Lawmakers from Khan’s Pakistan Tehreek-e-Insaf (PTI) party repeatedly chanted “Vote-thief!” as Shehbaz Sharif, who’s expected to form the government, entered the lower house of parliament with his brother Nawaz Sharif. Both men are former premiers.

Outgoing National Assembly Speaker Raja Pervez Ashraf administered the oath to incoming legislators at noon.

The house echoed with chants of “Long Live Sharif!” when the brothers signed the register after taking their oaths of office. Bilawal Bhutto Zardari, the young chairman of the Pakistan People’s Party and a key Sharif ally, was met with similar chants.

The new government will face challenges, including a surge in militant attacks and shortages of energy, as well as an ailing economy that will force Pakistan to seek another bailout from the International Monetary Fund.

Lawmakers from the PTI told reporters that they will continue their campaign against the rigging in the elections in and outside the parliament.

“Yes, the election has been rigged,” said Gohar Ali Khan, the current head of the PTI.

The PTI has called for nationwide rallies on Saturday. The party claims that results were changed in dozens of constituencies to prevent it from winning a majority, a charge the Election Commission of Pakistan denies.

After the February 8 elections, observers from the Commonwealth praised election officials for holding the vote despite multiple militant attacks, but the U.S. State Department said that the vote was held under restrictions on freedoms of expression, association, and peaceful assembly.
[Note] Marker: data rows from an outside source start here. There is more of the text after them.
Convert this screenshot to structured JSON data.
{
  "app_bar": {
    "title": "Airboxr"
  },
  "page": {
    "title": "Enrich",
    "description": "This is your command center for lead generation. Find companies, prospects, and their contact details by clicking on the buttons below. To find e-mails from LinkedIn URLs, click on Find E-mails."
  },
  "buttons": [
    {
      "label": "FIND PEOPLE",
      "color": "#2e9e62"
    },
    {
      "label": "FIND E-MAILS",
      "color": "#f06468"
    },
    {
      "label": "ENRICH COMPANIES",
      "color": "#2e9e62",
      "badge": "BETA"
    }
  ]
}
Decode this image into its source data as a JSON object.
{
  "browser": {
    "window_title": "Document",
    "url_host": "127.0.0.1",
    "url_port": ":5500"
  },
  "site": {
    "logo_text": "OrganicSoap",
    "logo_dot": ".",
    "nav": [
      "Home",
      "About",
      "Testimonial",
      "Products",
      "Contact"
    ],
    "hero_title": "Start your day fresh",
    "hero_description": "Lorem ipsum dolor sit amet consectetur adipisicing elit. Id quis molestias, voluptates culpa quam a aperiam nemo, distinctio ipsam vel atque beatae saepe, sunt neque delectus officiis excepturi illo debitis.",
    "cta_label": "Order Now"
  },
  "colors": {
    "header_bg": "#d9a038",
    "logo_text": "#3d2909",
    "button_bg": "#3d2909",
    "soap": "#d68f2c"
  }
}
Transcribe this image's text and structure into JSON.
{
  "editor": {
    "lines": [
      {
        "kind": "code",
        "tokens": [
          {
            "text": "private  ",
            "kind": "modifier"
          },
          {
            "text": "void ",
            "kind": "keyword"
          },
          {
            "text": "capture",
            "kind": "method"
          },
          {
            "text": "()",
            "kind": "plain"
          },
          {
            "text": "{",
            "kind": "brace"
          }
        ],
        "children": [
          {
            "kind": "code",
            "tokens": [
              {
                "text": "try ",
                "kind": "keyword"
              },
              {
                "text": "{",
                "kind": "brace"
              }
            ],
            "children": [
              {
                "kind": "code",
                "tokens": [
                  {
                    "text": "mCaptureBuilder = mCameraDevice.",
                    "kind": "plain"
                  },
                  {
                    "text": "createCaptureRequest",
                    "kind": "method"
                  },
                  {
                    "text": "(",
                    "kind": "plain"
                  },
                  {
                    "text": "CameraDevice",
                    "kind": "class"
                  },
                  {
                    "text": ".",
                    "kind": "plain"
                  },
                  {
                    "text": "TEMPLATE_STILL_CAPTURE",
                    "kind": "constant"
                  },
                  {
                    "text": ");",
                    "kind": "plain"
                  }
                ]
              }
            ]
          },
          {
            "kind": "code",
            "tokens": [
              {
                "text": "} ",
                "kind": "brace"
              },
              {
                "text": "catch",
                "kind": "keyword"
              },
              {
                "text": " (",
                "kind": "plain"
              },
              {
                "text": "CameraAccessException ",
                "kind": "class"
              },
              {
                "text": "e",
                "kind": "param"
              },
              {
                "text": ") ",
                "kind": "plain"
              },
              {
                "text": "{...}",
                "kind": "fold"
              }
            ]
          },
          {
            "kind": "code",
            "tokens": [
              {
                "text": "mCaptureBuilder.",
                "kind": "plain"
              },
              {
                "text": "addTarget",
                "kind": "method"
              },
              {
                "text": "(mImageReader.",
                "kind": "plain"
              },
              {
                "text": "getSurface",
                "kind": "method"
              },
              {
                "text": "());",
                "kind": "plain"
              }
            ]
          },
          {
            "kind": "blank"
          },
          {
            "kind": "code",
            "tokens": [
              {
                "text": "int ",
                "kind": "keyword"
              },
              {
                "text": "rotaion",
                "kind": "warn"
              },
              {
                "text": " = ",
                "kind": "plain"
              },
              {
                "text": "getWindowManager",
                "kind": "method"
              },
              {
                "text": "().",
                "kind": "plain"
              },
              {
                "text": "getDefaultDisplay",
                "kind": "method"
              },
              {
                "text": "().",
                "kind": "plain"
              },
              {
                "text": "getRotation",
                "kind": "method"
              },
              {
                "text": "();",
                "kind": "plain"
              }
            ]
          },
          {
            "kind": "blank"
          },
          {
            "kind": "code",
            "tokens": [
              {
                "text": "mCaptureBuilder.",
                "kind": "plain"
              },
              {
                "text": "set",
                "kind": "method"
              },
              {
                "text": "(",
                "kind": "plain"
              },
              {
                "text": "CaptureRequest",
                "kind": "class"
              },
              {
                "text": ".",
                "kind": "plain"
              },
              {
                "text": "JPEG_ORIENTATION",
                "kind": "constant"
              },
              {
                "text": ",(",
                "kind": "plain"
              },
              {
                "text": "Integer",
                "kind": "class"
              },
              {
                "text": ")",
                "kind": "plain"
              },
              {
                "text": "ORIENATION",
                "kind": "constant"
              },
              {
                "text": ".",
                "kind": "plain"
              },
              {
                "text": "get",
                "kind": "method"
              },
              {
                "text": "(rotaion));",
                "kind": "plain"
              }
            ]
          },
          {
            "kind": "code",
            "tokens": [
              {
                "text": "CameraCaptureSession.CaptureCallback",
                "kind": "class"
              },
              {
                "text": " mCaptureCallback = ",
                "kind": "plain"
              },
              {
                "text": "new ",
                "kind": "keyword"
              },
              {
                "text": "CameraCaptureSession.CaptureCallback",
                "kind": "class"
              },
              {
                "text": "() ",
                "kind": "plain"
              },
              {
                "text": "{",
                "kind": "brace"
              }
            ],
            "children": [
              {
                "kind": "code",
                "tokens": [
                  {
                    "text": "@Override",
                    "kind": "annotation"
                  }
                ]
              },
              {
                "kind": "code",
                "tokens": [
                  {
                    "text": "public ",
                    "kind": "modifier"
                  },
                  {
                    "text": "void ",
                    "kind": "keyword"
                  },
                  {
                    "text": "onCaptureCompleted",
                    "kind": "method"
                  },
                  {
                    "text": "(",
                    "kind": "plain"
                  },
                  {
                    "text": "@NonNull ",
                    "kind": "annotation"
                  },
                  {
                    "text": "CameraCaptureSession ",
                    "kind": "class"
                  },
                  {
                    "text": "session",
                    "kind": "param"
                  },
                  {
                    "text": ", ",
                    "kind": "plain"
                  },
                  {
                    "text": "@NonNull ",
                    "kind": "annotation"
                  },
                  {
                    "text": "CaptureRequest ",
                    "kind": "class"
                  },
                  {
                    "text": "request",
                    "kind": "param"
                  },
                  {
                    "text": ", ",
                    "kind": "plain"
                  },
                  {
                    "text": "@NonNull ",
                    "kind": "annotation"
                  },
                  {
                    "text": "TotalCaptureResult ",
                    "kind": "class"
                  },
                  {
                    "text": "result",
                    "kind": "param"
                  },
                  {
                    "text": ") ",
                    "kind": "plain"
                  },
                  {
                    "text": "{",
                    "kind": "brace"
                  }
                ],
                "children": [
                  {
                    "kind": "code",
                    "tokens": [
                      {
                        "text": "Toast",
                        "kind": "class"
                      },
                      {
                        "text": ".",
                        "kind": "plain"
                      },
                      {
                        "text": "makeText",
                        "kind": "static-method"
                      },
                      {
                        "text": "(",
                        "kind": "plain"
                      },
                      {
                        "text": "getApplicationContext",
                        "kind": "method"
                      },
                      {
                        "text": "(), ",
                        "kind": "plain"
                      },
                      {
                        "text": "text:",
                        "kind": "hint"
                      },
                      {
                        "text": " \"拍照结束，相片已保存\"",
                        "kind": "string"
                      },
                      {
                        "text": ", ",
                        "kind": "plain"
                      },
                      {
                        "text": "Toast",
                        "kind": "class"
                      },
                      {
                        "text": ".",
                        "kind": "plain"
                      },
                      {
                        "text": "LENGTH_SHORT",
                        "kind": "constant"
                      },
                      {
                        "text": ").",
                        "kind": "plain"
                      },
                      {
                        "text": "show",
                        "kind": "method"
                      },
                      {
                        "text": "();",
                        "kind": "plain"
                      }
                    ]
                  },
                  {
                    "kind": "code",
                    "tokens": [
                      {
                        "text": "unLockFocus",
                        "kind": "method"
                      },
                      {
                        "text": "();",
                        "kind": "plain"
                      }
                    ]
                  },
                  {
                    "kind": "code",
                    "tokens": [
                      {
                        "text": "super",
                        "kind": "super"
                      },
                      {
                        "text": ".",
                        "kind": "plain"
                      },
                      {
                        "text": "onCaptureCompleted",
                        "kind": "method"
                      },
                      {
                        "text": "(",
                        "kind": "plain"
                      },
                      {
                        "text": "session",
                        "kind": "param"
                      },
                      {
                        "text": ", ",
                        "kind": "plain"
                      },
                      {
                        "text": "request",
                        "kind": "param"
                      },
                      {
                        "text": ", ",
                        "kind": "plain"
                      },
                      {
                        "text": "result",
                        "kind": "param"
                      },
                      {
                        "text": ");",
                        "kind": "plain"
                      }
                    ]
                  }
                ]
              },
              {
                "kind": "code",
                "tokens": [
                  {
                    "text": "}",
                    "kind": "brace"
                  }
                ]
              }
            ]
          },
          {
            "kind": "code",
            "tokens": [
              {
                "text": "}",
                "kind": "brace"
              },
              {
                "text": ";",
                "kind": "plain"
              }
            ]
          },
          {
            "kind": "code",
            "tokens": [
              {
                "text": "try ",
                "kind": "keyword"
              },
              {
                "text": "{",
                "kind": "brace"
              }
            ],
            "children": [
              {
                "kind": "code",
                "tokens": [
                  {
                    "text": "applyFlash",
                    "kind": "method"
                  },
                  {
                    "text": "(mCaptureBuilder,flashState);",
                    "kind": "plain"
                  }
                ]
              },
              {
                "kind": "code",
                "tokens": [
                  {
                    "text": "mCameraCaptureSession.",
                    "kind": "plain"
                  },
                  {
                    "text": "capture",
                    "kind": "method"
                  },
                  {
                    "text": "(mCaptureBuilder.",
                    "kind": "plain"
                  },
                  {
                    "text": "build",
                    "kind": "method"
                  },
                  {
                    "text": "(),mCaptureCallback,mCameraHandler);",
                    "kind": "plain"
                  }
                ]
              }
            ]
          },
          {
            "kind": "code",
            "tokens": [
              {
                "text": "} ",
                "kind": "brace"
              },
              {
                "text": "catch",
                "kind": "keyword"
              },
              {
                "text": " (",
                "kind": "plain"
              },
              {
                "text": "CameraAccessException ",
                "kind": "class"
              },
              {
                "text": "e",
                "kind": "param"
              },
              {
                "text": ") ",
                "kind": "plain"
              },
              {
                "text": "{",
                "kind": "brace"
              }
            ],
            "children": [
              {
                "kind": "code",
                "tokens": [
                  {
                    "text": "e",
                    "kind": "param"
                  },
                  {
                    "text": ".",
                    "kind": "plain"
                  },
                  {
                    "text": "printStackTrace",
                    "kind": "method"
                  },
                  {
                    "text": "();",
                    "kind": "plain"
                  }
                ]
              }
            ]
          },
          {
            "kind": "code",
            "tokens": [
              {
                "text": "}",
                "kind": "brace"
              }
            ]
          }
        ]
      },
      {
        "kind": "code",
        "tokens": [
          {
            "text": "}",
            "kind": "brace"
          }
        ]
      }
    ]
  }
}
The European Union also criticized the inability of some political actors to contest the elections. Pakistan’s Foreign Ministry has fired back at such criticism, saying the vote was held in a free, fair, and transparent manner.

None of the foreign observers described widespread vote-stealing.

Sharif’s Pakistan Muslim League-Nawaz party, or PML-N, and the Pakistan People’s Party of former President Asif Ali Zardari emerged from the vote as the largest presence in the 336-seat National Assembly, or lower house of the parliament.

Under a power-sharing formula, Sharif’s party will support Zardari in next month’s presidential elections. Outgoing President Arif Alvi is an ally of Khan and was a senior member of the PTI before becoming president.

Khan is currently serving prison terms in multiple cases and has been barred from seeking or holding office. He has been convicted on charges of corruption, revealing official secrets, and violating marriage laws in three separate verdicts and sentenced to concurrent prison terms of 10, 14, and 7 years. Khan is appealing all the convictions. He still faces some 170 legal cases on charges ranging from corruption to inciting violence and terrorism.

On Wednesday, the PTI wrote a letter to the International Monetary Fund, urging it to link any talks with Islamabad to an audit of the country’s recent election, which his party alleges was rigged. The latest development came days before the IMF releases a key installment of a bailout loan to Pakistan.

Khan’s move had drawn widespread criticism from his rivals, including Sharif, who said Khan wanted to harm the country’s economy. Sharif, who replaced Khan after his ouster through a no-confidence vote in April 2022, had struggled hard to avoid a default on foreign payments last summer when the IMF approved the much-awaited $3 billion.

Sharif has said he wants a new bailout from the IMF after March when last year’s IMF bailout expires.